But there's got to be priorities, and the Middle East is a priority for a lot of reasons, as is Europe. and the Far East and our own hemisphere. And those are my four top priorities should I be the president."

Need Bush's priorities spelled out any more clearly? Bush was asked whether he supported or opposed eight military interventions: Lebanon, Grenada, Panama, the Persian Gulf War, Haiti, Somalia, Bosnia and Kosovo. The two interventions Bush opposed were Somalia and Haiti. Granted, these weren't the two most successful interventions in U.S. history (Somalia was a total disaster). But is it a coincidence the only two interventions Bush opposed were in countries populated largely by blacks? Are you bothered at all that Bush said the U.S. did the "right thing" when it didn't intervene to stop the massacre of hundreds of thousands of people in Rwanda? Or do you too believe that for a humanitarian crisis to take place it must be in a country populated by large oil fields?

For the media to pick up on this story, Bush would have had to put it a bit more bluntly: black people are not my priority.

Many of America's most profitable corporations pay no income taxes

Image courtesy of The Guardian

According to the advocacy group Citizens for Tax Justice, 82 of America's most profitable corporations paid no income taxes in one or more years from 2001 to 2003. In the years they paid no taxes, these same 82 corporations made $102 billion in profits.

The corporate income tax rate is 35 percent...one would have thought these companies accumulated $35.6 billion in income tax liability during the years studied. Instead, these companies actually received a collective $12.6 billion in rebate checks on their taxes. The government paid them!
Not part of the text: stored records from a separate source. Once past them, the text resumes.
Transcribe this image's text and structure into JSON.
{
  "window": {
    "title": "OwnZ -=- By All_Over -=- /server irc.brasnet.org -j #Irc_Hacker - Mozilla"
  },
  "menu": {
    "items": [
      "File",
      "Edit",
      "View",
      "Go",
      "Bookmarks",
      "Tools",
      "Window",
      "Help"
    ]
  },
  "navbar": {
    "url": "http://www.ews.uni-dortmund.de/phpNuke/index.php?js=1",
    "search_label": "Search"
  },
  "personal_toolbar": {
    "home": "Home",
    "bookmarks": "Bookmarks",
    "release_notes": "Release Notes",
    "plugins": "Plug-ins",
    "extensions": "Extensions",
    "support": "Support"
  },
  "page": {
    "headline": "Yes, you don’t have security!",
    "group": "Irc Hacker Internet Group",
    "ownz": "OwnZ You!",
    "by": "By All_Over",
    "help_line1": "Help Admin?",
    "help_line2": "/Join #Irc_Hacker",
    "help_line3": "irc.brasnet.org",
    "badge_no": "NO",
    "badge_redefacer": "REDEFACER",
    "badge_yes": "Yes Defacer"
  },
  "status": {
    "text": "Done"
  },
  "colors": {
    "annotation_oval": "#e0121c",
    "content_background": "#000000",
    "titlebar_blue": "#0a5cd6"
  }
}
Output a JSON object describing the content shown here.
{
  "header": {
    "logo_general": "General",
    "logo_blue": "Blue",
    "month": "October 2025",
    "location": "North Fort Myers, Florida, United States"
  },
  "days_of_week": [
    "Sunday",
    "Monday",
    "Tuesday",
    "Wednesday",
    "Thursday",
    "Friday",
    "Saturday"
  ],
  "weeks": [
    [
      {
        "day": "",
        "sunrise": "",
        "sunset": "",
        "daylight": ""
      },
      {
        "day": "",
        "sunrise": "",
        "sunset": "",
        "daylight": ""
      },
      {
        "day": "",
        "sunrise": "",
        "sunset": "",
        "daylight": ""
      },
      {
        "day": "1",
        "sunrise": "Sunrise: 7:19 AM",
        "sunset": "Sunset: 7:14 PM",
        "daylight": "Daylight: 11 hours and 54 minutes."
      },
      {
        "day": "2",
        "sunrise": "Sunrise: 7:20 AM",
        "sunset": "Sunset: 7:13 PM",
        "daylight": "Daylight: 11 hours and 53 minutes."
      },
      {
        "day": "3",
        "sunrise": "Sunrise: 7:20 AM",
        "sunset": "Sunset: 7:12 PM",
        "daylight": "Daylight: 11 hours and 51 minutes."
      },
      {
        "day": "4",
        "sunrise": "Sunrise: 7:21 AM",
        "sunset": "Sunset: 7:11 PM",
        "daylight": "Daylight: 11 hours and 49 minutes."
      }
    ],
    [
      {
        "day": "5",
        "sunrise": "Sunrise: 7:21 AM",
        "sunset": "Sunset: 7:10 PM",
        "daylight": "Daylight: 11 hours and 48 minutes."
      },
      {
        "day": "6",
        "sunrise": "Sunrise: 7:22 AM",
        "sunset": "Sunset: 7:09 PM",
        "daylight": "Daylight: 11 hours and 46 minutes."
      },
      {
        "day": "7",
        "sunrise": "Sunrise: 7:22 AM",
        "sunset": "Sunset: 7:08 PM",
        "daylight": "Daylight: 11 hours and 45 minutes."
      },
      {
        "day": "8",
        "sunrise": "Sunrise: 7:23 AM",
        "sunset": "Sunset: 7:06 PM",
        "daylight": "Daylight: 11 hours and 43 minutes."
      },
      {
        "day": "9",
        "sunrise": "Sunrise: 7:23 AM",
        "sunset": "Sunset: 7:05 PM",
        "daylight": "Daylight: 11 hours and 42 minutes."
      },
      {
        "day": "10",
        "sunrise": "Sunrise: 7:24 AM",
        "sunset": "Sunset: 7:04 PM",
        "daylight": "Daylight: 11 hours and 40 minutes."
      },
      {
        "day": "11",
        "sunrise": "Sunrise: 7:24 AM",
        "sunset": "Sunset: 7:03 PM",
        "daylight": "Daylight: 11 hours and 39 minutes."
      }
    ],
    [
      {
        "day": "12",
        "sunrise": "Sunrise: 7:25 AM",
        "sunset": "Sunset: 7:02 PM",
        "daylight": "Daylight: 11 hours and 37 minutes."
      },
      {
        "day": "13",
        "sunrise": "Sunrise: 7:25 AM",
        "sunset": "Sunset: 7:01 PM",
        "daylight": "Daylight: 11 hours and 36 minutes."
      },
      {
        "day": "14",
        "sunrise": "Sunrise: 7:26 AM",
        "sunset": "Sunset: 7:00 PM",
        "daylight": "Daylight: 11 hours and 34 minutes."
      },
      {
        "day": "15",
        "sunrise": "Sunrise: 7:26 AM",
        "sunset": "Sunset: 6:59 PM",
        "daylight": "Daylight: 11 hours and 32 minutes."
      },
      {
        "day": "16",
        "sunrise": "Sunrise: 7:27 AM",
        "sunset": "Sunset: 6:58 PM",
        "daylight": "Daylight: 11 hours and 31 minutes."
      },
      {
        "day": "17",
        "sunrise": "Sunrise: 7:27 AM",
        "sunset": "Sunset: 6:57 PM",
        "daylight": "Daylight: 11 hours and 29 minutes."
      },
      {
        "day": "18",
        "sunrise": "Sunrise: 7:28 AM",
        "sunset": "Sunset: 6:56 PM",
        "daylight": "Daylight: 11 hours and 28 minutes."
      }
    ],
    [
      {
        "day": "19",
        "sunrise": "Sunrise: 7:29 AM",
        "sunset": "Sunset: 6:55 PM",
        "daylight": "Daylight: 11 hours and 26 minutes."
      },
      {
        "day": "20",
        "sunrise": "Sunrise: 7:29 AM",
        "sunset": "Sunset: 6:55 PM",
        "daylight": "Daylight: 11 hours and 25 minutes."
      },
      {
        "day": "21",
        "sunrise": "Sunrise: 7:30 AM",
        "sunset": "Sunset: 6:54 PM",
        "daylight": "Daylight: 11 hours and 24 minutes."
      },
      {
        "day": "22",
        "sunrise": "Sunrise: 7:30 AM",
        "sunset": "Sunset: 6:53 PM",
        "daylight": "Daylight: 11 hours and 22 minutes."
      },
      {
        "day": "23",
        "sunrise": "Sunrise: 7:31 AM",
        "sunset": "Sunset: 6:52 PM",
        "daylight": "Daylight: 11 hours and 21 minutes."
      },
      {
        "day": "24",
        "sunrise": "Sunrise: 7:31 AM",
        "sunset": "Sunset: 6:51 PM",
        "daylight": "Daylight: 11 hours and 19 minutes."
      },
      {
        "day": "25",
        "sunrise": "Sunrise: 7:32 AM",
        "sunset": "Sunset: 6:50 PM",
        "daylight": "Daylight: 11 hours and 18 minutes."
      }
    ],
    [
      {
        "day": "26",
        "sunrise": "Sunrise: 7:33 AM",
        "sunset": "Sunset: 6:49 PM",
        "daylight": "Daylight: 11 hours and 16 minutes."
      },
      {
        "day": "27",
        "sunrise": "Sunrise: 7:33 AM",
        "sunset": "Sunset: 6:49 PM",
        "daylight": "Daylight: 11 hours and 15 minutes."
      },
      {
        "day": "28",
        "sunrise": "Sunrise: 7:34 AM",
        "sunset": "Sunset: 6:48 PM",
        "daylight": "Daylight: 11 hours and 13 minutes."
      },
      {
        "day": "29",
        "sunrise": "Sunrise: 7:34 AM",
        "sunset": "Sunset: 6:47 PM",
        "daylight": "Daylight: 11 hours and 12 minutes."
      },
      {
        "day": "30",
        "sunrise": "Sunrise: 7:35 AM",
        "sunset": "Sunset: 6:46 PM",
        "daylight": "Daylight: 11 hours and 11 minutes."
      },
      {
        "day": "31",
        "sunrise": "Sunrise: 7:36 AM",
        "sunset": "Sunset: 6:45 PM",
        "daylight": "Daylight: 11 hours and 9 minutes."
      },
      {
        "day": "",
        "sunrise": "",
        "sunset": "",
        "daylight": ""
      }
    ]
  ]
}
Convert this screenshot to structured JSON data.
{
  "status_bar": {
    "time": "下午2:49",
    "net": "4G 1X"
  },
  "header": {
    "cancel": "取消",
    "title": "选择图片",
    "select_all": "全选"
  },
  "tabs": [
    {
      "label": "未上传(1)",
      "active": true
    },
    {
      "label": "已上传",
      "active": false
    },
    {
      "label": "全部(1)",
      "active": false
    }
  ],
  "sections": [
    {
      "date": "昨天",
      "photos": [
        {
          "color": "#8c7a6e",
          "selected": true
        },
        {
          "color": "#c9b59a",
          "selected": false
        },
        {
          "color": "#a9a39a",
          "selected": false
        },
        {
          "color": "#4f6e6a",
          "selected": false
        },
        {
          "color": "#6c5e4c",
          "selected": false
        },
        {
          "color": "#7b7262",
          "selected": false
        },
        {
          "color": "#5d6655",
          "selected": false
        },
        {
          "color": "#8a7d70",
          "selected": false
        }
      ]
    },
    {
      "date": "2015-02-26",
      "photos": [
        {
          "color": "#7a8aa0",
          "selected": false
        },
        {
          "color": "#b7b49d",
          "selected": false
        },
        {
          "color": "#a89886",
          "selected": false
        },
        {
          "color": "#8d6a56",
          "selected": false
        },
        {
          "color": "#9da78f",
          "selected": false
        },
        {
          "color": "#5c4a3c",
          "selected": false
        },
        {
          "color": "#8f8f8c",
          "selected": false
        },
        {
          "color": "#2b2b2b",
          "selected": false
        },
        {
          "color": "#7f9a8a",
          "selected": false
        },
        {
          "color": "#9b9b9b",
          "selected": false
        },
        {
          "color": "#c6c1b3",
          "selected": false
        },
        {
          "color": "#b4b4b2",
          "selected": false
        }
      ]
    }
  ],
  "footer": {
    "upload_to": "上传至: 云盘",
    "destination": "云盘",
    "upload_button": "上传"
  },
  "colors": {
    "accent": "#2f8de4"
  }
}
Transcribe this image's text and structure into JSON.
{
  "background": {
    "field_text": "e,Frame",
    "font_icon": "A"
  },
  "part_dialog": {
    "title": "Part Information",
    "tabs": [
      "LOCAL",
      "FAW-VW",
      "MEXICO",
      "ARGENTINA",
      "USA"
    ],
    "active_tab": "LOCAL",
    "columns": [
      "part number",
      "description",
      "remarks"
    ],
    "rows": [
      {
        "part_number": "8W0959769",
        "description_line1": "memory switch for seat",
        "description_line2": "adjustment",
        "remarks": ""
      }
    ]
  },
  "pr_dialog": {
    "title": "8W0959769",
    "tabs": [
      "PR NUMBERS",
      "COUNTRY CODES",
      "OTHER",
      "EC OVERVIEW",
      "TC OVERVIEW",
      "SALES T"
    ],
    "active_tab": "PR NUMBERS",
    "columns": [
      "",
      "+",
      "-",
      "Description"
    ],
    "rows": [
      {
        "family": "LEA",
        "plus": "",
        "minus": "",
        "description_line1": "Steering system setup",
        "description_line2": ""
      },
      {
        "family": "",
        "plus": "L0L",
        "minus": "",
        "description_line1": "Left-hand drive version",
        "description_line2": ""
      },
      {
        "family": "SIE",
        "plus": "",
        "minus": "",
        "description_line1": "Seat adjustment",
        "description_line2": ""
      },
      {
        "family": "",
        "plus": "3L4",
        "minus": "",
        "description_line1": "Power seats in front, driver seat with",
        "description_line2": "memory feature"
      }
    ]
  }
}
Think about that the next time George W. Bush says taxes are being distributed equally (as he contended he would do in the 2000 presidential debates).

The following list of corporations were among those paying 0 taxes–or less–in at least one year from 2001 to 2003, according to CTJ:
AT&T, Time Warner, Boeing, JPMorgan Chase, Consolidated Edison, Southwest Airlines, Verizon, Kelly Services, Toys "R" Us, American Express, Marriott International, Wachovia, Disney, and 3M.

This is at a time when the U.S. is running a $422 billion annual deficit!

These are some of the consequences of corporate tax avoidance:
-Ordinary citizens will have to choose between losing public services or repaying a large federal debt to make up for the shortfall.
-Economic competition in the free market is hindered by government policies which favor certain corporations and bestow on them large tax loopholes which the rest of the economy doesn't share.

For the full article "Bush policies drive surge in corporate tax freeloading," go to the Citizens for Tax Justice website, where the report is available in PDF format.